MATERIALS PROVIDED:
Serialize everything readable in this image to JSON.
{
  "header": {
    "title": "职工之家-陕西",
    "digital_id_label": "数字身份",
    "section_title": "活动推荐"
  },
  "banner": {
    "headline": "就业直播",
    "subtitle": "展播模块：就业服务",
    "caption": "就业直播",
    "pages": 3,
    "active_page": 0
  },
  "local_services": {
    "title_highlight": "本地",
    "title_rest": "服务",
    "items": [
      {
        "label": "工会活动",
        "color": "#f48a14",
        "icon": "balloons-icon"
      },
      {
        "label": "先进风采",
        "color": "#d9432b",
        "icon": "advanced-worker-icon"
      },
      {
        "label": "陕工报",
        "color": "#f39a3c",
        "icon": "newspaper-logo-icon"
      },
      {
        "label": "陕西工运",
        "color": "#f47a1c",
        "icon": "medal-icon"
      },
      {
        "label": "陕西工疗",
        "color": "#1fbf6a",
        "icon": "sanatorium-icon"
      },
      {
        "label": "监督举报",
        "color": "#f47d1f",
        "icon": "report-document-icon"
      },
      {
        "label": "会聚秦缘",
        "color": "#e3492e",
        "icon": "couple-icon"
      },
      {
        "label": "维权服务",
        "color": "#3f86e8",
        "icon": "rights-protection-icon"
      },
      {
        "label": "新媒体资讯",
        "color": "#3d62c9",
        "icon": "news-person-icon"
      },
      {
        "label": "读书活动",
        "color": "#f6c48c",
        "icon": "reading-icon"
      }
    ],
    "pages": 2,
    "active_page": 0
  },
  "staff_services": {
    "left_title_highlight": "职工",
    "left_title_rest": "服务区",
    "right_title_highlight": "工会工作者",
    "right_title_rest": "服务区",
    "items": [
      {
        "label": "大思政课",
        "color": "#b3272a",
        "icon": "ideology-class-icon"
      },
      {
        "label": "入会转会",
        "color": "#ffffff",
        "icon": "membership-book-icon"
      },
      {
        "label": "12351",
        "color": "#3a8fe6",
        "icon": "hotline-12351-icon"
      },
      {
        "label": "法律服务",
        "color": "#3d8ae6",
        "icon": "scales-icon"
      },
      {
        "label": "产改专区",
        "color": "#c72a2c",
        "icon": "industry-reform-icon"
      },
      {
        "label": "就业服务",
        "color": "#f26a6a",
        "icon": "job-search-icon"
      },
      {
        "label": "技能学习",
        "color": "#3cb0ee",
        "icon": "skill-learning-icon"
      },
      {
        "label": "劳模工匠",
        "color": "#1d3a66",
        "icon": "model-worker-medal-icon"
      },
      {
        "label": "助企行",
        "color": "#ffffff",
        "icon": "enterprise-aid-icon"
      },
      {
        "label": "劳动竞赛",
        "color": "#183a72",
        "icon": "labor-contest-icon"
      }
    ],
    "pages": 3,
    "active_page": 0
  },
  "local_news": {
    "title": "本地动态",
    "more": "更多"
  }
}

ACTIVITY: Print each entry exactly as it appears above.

COMPLETED TASK:
Serialize everything readable in this image to JSON.
{
  "header": {
    "title": "职工之家-陕西",
    "digital_id_label": "数字身份",
    "section_title": "活动推荐"
  },
  "banner": {
    "headline": "就业直播",
    "subtitle": "展播模块：就业服务",
    "caption": "就业直播",
    "pages": 3,
    "active_page": 0
  },
  "local_services": {
    "title_highlight": "本地",
    "title_rest": "服务",
    "items": [
      {
        "label": "工会活动",
        "color": "#f48a14",
        "icon": "balloons-icon"
      },
      {
        "label": "先进风采",
        "color": "#d9432b",
        "icon": "advanced-worker-icon"
      },
      {
        "label": "陕工报",
        "color": "#f39a3c",
        "icon": "newspaper-logo-icon"
      },
      {
        "label": "陕西工运",
        "color": "#f47a1c",
        "icon": "medal-icon"
      },
      {
        "label": "陕西工疗",
        "color": "#1fbf6a",
        "icon": "sanatorium-icon"
      },
      {
        "label": "监督举报",
        "color": "#f47d1f",
        "icon": "report-document-icon"
      },
      {
        "label": "会聚秦缘",
        "color": "#e3492e",
        "icon": "couple-icon"
      },
      {
        "label": "维权服务",
        "color": "#3f86e8",
        "icon": "rights-protection-icon"
      },
      {
        "label": "新媒体资讯",
        "color": "#3d62c9",
        "icon": "news-person-icon"
      },
      {
        "label": "读书活动",
        "color": "#f6c48c",
        "icon": "reading-icon"
      }
    ],
    "pages": 2,
    "active_page": 0
  },
  "staff_services": {
    "left_title_highlight": "职工",
    "left_title_rest": "服务区",
    "right_title_highlight": "工会工作者",
    "right_title_rest": "服务区",
    "items": [
      {
        "label": "大思政课",
        "color": "#b3272a",
        "icon": "ideology-class-icon"
      },
      {
        "label": "入会转会",
        "color": "#ffffff",
        "icon": "membership-book-icon"
      },
      {
        "label": "12351",
        "color": "#3a8fe6",
        "icon": "hotline-12351-icon"
      },
      {
        "label": "法律服务",
        "color": "#3d8ae6",
        "icon": "scales-icon"
      },
      {
        "label": "产改专区",
        "color": "#c72a2c",
        "icon": "industry-reform-icon"
      },
      {
        "label": "就业服务",
        "color": "#f26a6a",
        "icon": "job-search-icon"
      },
      {
        "label": "技能学习",
        "color": "#3cb0ee",
        "icon": "skill-learning-icon"
      },
      {
        "label": "劳模工匠",
        "color": "#1d3a66",
        "icon": "model-worker-medal-icon"
      },
      {
        "label": "助企行",
        "color": "#ffffff",
        "icon": "enterprise-aid-icon"
      },
      {
        "label": "劳动竞赛",
        "color": "#183a72",
        "icon": "labor-contest-icon"
      }
    ],
    "pages": 3,
    "active_page": 0
  },
  "local_news": {
    "title": "本地动态",
    "more": "更多"
  }
}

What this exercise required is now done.